OTTAWA, March 17 (Reuters) - Canada’s central bank is redefining the role of its No. 2 policymaker, introducing changes that may attract a broader range of candidates to fill the job when the current second-in-command, Tiff Macklem, steps down later this year.
To split off some of the responsibilities now undertaken by Macklem, the Bank of Canada’s senior deputy governor, the bank is creating the position of chief operating officer (COO), according to a job vacancy posted online by executive recruitment firm Boyden.
Until now, the bank’s No. 2 has been required to do the work of a COO, overseeing corporate planning and coordinating the bank’s operations, as well as helping to set monetary policy.
“The bank is redefining its management structure, which includes transferring the operational oversight that has traditionally been part of the senior deputy governor’s (SDG) role to the newly created position of chief operating officer,” the job description says.
“Reporting to the SDG, the COO will be devoted to managing the increasing complexity of the bank’s administrative functions, and ensure the operational sustainability, vitality and effectiveness of the bank.”
The restructuring of the upper echelons comes as bank Governor Stephen Poloz has his first chance since taking the helm last June to bring fresh faces into the bank’s six-member rate-setting Governing Council.
The bank is grappling with below-target inflation in Canada and sluggish exports that are holding back growth, a trend it said has been puzzling.
Macklem is leaving May 1 to become the dean of a business school in Toronto and Deputy Governor John Murray is retiring on April 30.
The planned changes would put the Bank of Canada more in line with the U.S. Federal Reserve, which has a standalone COO.
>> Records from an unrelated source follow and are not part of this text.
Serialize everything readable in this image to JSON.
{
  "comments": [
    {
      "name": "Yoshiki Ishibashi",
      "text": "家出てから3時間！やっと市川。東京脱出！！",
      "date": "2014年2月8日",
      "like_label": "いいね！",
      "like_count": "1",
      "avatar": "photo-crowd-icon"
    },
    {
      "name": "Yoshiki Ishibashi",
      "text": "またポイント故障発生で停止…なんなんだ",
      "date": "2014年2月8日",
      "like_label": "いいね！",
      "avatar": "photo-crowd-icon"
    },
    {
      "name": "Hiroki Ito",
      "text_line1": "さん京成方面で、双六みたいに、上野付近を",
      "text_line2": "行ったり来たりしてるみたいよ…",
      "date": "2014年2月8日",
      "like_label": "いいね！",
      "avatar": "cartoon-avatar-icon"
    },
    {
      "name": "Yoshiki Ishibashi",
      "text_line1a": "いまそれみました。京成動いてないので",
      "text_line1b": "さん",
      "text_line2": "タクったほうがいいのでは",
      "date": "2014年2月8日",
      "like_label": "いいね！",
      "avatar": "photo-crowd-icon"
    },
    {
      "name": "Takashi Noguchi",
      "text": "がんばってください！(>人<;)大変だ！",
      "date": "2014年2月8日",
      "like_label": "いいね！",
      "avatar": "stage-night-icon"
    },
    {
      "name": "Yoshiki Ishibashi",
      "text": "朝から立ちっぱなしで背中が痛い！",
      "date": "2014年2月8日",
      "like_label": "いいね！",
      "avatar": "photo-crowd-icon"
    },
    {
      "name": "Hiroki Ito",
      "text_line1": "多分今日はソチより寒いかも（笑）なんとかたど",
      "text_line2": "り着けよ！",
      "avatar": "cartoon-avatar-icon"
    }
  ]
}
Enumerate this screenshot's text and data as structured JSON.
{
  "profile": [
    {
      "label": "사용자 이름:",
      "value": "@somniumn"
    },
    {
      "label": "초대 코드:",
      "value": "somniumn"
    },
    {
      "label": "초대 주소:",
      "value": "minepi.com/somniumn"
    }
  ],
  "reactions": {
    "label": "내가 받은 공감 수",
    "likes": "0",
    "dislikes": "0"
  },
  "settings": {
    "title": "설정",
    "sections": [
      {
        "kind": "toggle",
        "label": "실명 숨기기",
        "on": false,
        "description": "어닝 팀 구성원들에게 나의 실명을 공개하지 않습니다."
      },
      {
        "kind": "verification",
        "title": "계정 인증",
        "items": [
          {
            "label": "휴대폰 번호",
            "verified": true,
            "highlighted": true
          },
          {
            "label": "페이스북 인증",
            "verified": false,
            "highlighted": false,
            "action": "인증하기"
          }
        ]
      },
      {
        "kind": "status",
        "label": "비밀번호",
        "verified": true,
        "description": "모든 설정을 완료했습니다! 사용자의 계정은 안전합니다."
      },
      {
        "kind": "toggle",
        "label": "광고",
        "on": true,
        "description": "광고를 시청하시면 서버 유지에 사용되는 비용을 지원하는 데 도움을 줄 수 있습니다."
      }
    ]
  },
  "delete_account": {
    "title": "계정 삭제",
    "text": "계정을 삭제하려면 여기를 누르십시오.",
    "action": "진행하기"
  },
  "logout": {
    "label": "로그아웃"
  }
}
It also frees up the top policymakers to focus on economic analysis and monetary policy without the time-consuming distractions of issues such as building renovations or personnel.
The Bank of Canada confirmed that the dual responsibilities of the senior deputy governor would be reduced to focus on economics.
“This role is being redefined to emphasize the policy aspect,” said Dale Alexander, spokeswoman for the bank.
The senior deputy governor will continue to have ultimate responsibility for the bank’s operations but with the “added assistance of a COO,” she said.
The widely held view among central bank watchers has been that an internal candidate, likely a deputy governor, would succeed Macklem because someone with years of experience in the bank and an understanding of its inner workings was more likely to be able to take on those COO tasks.
But that assumption no longer holds true, and Macklem’s job could attract outsiders or economists who were otherwise deterred by those extra demands.
“It previously meant someone from the inside or someone who had worked at the bank would probably find it easier fitting into that role,” said Paul Ferley, assistant chief economist at the Royal Bank of Canada. “With them lessening that COO responsibility, it doesn’t make it as imperative.”
“It may not have prevented them hiring someone from the outside but certainly the hurdle isn’t as high as it used to be,” he said.
Ferley, who worked at the Bank of Canada earlier in his career, also said it could make the job “more attractive” to an economist who is interested in monetary policy but not so much in the operational side of things.
“There often was a feeling that the senior deputy governor spent an amount of time staying on top of the operations of the bank and didn’t have as much opportunity to stay involved in monetary policy analysis and monitoring the economy,” he said.
Macklem and his predecessor, Paul Jenkins, both had long histories in the Bank of Canada before stepping into the role of senior deputy governor.
The last four senior deputy governors did not go on to become governor, another possible deterrent to anyone who has aspirations for the top job.
Analysts so far have pointed almost exclusively to internal candidates as the strongest contenders to replace Macklem, with Jean Boivin and Agathe Cote the two mentioned the most.
Boivin, a former university professor, was a deputy governor at the central bank from 2010 until 2012, when he went to the finance ministry to become Canada’s finance deputy at the Group of Seven and Group of 20.
Cote was appointed deputy governor in 2010 after working her way up through the ranks of the institution after joining in 1982.
Both are native French speakers and Cote would be the first woman in the role.
“I think Agathe Cote may have a slight edge,” said Charles St-Arnaud, economist at Nomura Securities.
Deputy Governor Timothy Lane has been fingered as another possibility. He left the International Monetary Fund in 2008 to join the bank as an adviser to the governor. He was promoted to deputy governor in 2009.